The Mars Global Surveyor was in operation around the Red Planet for over nine years. From 1997 to 2006 it snapped away with its Mars Orbiter Camera, taking more than 240,000 images. One of these pictures from the MOC is circulating the web right now; but no one is giving the supplemental info on what it is or linked to where it’s from! So I’m chiming in.
The picture was taken in May 2003, but its impact has not lessened with time. It shows Earth and Jupiter in one shot as seen from Mars! The whole image can be found here, but it’s huge (basically a long strip) so I’ve extracted the two planets here:
Whoa. You can clearly see the Earth and Moon, and even the continent of South America! On Jupiter, the banding of the clouds of obvious, as are three of the Galilean moons.
But I think you really need to click through and see the whole image (as well as the accompanying explanation on the MOC site). In this case, context is important. It’s critical! It’s images like this that remind us that we live on a planet, a world like any other and yet unique in that it’s our home. I get people asking me if space exploration is worth it, and then I see images like this, and I know the answer is yes. We need this perspective. It’s said that the Apollo 8 shot of the Earth rising over the Moon launched the modern environmental movement, because it showed all of us eggs sitting in our one, lone basket. We should be reminded of this idea as often as possible, and images like this one from the MOC need to be spread far and wide.
Links to this Post
- Looking Back At Home « Geordi Calrissian | October 17, 2009
- We Live On A Planet | Hall Earth Science | October 17, 2009
- Jay Lake: [links] Link salad’s dam breaks open many years too soon | October 18, 2009
- Anthony R. Miller » Blog Archive » Marvin’s View | October 19, 2009
- Introspective from Outer Space « Why More. | October 19, 2009

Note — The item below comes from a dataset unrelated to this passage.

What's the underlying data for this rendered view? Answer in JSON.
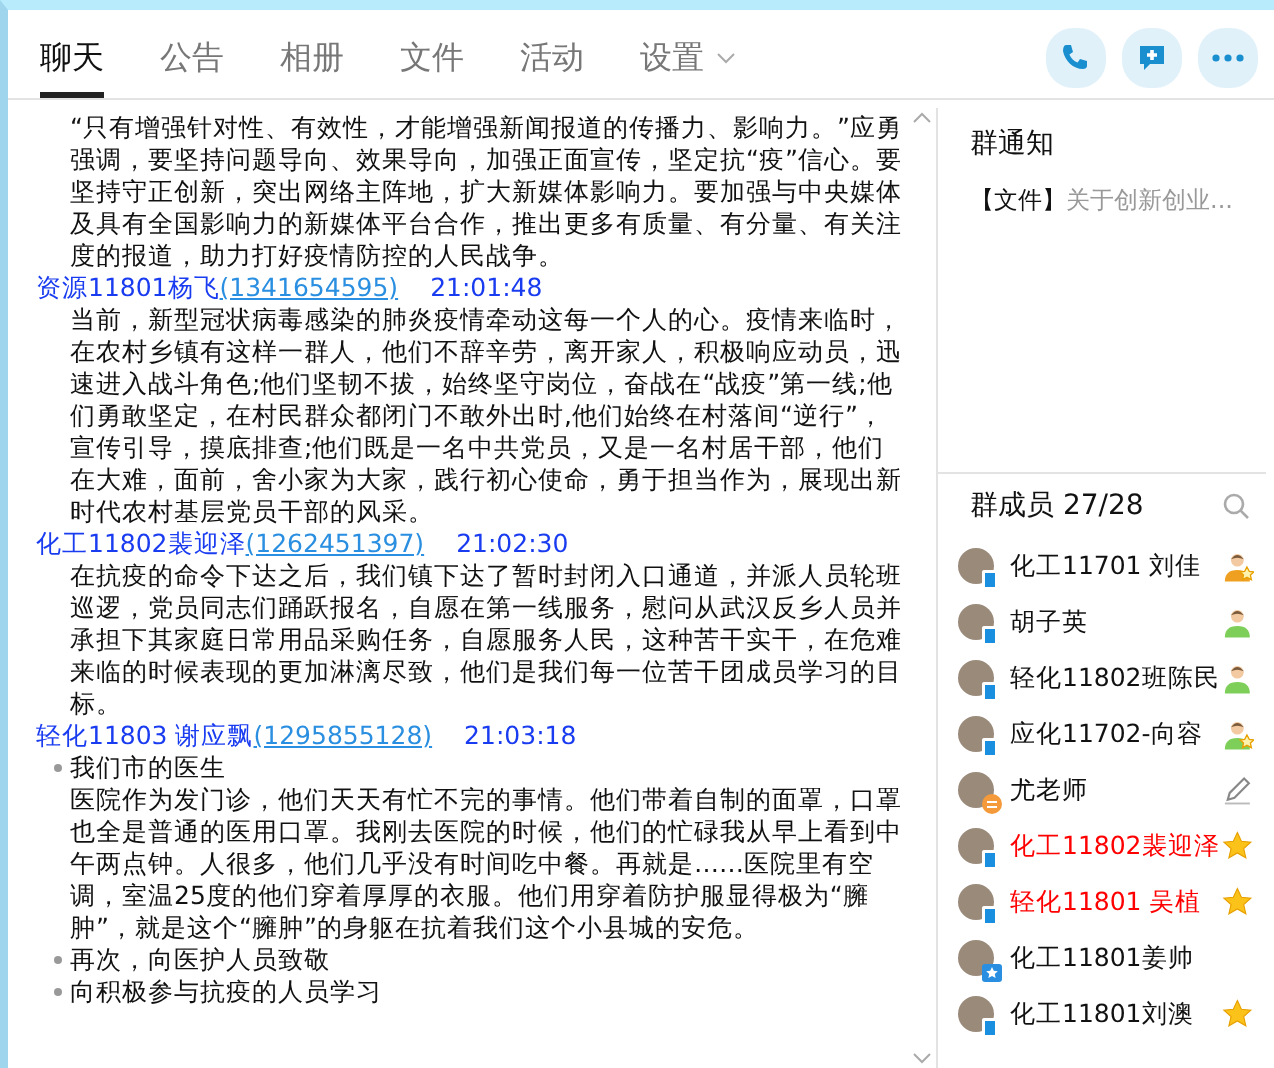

- Red de Blogs Ateos » Postal desde Marte | October 20, 2009
- Tuesday picture: two marbles « The Cosmic Web | May 11, 2010